* **ASSIGNED TASK**
In the copy, include no pictures, but reproduce every record exactly.

Page and application data records:

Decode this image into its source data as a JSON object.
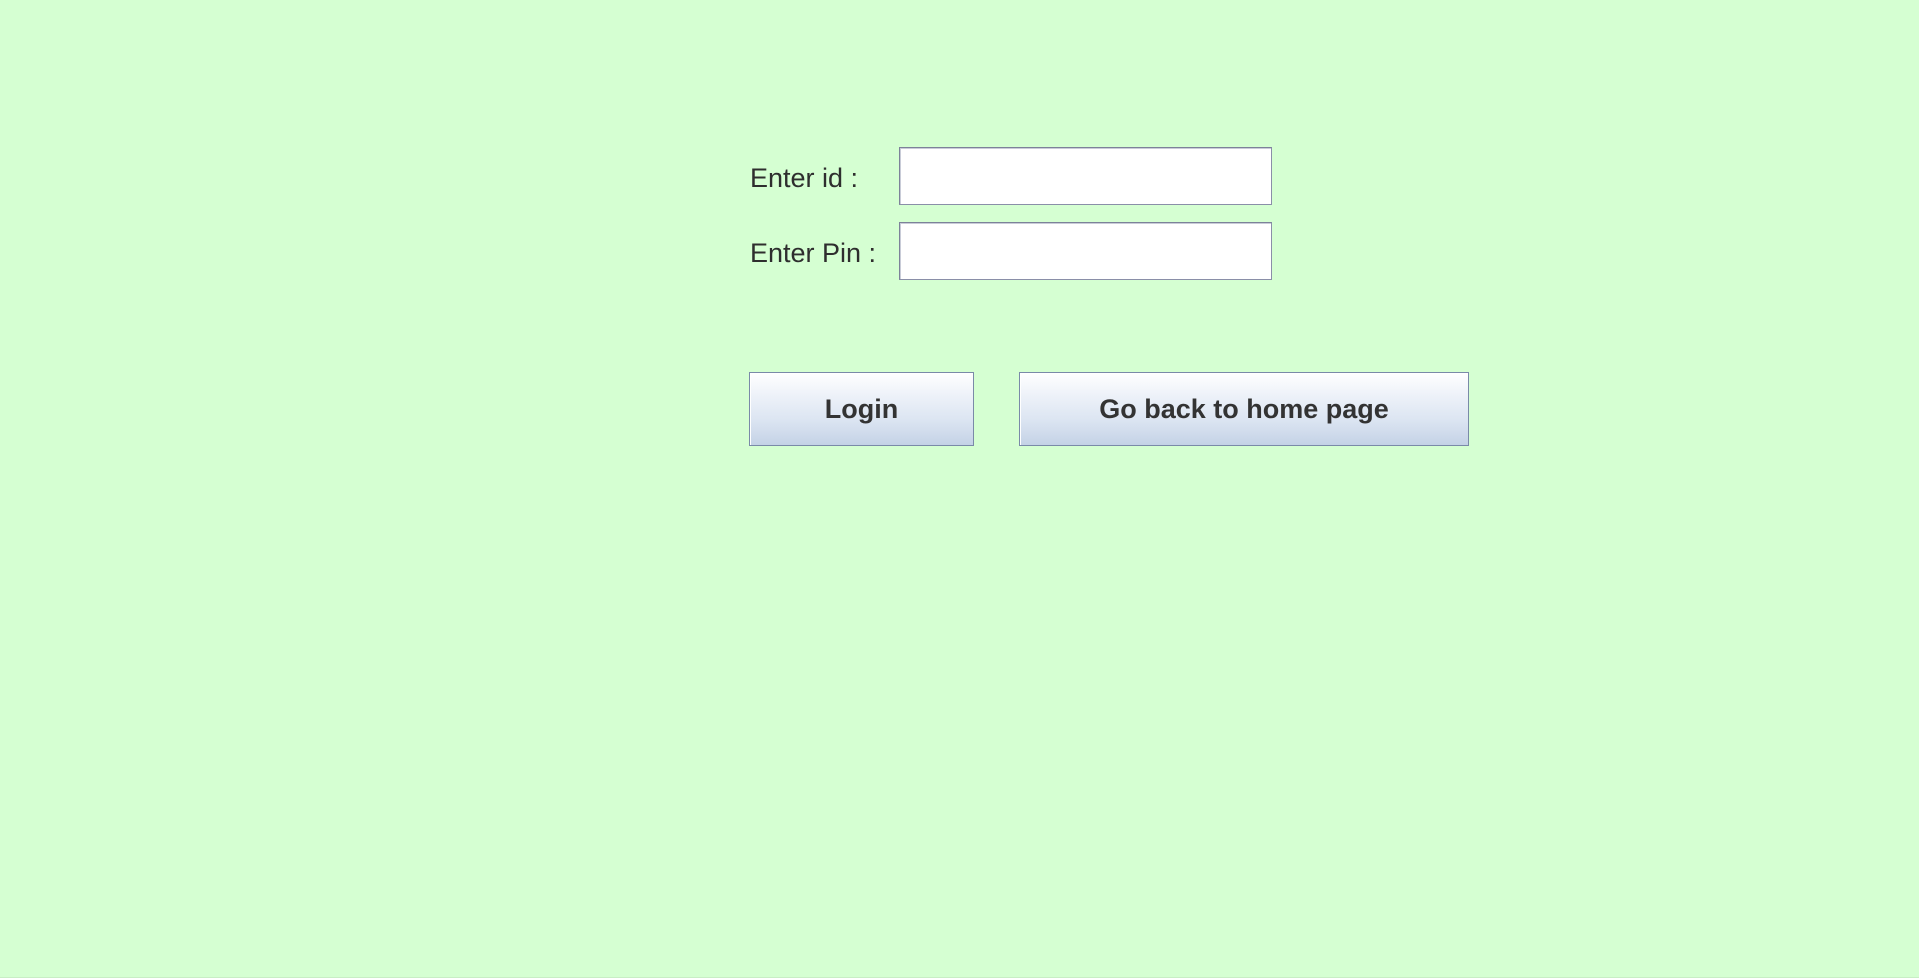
{
  "login_form": {
    "id_label": "Enter id :",
    "id_value": "",
    "pin_label": "Enter Pin :",
    "pin_value": "",
    "login_button": "Login",
    "home_button": "Go back to home page"
  },
  "colors": {
    "background": "#d5ffd2",
    "button_gradient_top": "#ffffff",
    "button_gradient_bottom": "#c4d2e6",
    "field_border": "#8a8fa8",
    "text": "#2e2e2e"
  }
}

* **OUTPUT OF THE EXERCISE**
Decode this image into its source data as a JSON object.
{
  "login_form": {
    "id_label": "Enter id :",
    "id_value": "",
    "pin_label": "Enter Pin :",
    "pin_value": "",
    "login_button": "Login",
    "home_button": "Go back to home page"
  },
  "colors": {
    "background": "#d5ffd2",
    "button_gradient_top": "#ffffff",
    "button_gradient_bottom": "#c4d2e6",
    "field_border": "#8a8fa8",
    "text": "#2e2e2e"
  }
}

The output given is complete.